This man is one of the most talented, consistently tasteful musicians around. He is a multi-instrumentalist and composer, but his main instrument is the oud – the lute of the Arabic music world – and that’s what he plays on this recording, accompanied simply and beautifully by Bechir Selmi on violin and Lassad Hosni on percussion. All of the compositions here – based on traditional Arabic music forms – are by Brahem, except for `Barzakh’ (composed by Brahem and Selmi); and `Souga’ and `Bou Naouara’ (composed by Hosni).
There are slow, moderate, and fast-paced pieces here – most are relatively short, with a couple of moderately long pieces and one lengthy one. The musical ideas and themes are developed intelligently, with grace and incredible beauty – and none of the faster-paced passages give the feeling that the players are utilizing the tempo simply to impress the listener. They allow the music to take them where it will, with no unnecessary side trips or embellishments – but even with the sparse instrumentation (or perhaps because of it), each piece is full and complete.

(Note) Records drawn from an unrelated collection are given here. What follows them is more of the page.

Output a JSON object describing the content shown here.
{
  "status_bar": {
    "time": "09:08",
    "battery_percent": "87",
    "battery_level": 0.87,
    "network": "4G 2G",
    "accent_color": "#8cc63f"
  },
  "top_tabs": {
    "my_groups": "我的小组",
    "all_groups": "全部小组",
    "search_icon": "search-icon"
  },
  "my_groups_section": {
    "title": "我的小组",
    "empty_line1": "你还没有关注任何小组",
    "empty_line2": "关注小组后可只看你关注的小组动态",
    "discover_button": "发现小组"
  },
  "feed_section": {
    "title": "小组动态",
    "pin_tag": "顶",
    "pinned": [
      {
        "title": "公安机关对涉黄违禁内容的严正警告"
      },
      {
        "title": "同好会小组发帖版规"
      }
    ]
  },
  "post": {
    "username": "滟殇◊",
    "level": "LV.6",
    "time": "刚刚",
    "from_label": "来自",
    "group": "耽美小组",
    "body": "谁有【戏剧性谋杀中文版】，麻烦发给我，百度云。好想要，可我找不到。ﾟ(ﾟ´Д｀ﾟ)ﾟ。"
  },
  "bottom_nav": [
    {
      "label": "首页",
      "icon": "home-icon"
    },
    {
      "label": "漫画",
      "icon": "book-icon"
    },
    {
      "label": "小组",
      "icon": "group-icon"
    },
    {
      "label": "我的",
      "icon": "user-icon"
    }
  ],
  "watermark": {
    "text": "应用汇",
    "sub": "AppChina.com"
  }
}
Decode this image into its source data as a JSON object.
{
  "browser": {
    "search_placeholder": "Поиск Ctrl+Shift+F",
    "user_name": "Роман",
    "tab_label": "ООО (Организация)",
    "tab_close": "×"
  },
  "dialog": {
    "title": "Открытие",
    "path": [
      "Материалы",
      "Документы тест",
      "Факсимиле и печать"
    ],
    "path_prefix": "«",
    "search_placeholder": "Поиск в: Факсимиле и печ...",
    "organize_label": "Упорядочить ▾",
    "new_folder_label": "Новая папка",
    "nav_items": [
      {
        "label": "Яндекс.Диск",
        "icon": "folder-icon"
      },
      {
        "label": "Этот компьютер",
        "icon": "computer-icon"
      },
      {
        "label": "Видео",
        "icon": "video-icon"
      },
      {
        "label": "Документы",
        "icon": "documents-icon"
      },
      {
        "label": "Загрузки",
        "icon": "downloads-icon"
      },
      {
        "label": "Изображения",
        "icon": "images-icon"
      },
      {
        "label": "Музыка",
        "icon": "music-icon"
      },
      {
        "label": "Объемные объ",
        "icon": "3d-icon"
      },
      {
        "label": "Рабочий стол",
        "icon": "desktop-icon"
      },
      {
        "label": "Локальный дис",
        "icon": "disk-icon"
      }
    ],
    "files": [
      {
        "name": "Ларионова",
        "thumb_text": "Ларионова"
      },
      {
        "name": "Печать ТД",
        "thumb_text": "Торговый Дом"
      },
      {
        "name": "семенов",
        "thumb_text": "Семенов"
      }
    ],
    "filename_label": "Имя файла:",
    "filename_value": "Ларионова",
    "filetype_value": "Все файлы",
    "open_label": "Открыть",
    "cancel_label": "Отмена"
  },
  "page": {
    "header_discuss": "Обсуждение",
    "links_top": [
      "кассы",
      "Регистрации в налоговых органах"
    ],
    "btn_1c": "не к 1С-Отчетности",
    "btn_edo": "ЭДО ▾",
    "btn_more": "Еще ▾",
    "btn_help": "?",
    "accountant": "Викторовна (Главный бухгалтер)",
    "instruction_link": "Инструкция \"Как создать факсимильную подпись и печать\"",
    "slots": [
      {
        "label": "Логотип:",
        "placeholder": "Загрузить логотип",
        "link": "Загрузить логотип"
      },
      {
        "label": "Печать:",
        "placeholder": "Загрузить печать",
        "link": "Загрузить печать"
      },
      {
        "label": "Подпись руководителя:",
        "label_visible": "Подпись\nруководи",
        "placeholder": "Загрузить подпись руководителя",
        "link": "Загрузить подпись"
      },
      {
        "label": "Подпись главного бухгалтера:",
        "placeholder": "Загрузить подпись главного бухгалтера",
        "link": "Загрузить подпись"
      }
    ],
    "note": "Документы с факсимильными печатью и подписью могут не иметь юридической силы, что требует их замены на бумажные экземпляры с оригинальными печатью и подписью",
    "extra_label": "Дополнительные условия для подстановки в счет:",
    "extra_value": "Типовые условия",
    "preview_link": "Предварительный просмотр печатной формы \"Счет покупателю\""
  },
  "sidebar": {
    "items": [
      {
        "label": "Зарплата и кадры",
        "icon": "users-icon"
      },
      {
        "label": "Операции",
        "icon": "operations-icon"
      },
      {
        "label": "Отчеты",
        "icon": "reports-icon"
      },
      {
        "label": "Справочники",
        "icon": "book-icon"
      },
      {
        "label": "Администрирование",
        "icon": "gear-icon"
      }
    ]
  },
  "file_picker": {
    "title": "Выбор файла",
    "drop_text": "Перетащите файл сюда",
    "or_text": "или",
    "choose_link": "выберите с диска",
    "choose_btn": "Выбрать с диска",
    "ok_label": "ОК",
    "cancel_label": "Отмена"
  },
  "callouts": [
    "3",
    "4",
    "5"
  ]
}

ECM has a long-standing reputation for releasing music that refuses to be rammed into the corner of a single genre – BARZAKH is an outstanding example of that freedom of thought. This is a recording that can be appreciated by almost anyone – fans of world/ethnic music (for obvious reasons); jazz (taqsim is the Arabic term for improvisation around an established theme, an important aspect of these pieces); and classical (for the Arabic classical elements in this music are strong). The recording quality, as in every ECM release I’ve ever heard, is exceptional and `trick’-free, presenting the music to the listener with as few barriers as possible.